The facility continues to exist in the cracks between domestic and international law, and nothing about the current political climate is conducive to its closing. Every day it’s open, the United States’ ability to be taken seriously in international circles is irrevocably diminished.
Lest there be any confusion on this point: this facility and the legal concepts upon which it’s based are illegal twelve ways to Tuesday. The lack of prosecution of the individuals responsible for its creation and existence is reprehensible. The fact that none of those individuals have seen a courtroom and had their amoral, twisted legal logic used at them speaks to a deep and severe problem in how we administer domestic law.
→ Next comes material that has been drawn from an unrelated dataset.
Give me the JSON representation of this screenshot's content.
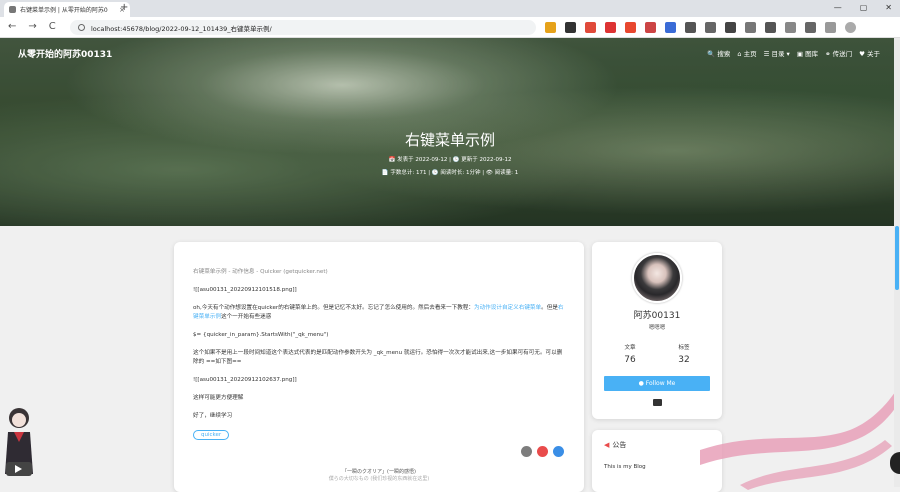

When a society lacks the mechanisms to openly review, discuss, and debate the legality around the indefinite detention of a human being, it has lost its way and its soul, and the horrible things that will be visited upon it are innumerable and unspeakable.
I cannot recommend this article highly enough, and the next time you see me in person, I’ll be talking about it. Study up.
Around 36% of the 9,000, mostly poor, attendees enrolled… can expect to succeed on this measure, compared with 11% for this income bracket city-wide.
A 2013 study by Stanford University found that the typical Illinois attendee (most of them in Chicago) gained two weeks of ground in one topic, and a month in another, over their counterparts in traditional institutions.
Its attendees did extraordinarily well in the 2013 state examinations—97% passed in one topic, and 77% passed in another. The institution ranked third in the state, even beating children in a well-heeled New York City suburb. They share space with a traditional district institution where the respective passing rates were 14% and 3%.
These quotes have been edited to make a point: we’re talking about charter schools, and the outsized impact they have on their students. The Economist’s Charter schools: Killing the golden goose discusses these schools and how they’re succeeding and improving lives in places where the traditional education system has completely given up (yet continues to pull paychecks in spite of its utter failure).
Let’s be clear: charter schools appear to be objectively successful ventures which help improve education for children, and parents are lobbying to expand these institutions, but none of them are a match for teachers’ unions, as the unions fight attempts to modernize the implementation and administration of the American education system. We should be pitting charters against traditional schools and optimizing both systems in a number of ways on a variety of measures, but instead, the political climate is attempting to kill this experiment on the vine.
Bribing the taxpayer, from The Economist:
Any talk of tax reform in America quickly turns to “tax expenditures”, meaning the code’s myriad exemptions, deductions and credits. These now cost 7% of GDP.
This number mis-represents what’s occurring. As of 2012, the United States’s effective tax rate was 26.9% of GDP. 7% of GDP being spent on “tax expenditures” means that the tax system is set up to collect 33.9% of total GDP, but loses 23% of that income to these expenditures.
America loses “7% of GDP”, or more accurately, 23% of taxes owed to tax expenditures. Nearly one of every four dollars destined for the government coffers finds a way to avoid them, through mortgage deductions and other credits. Surely there’s a better way to collect this revenue.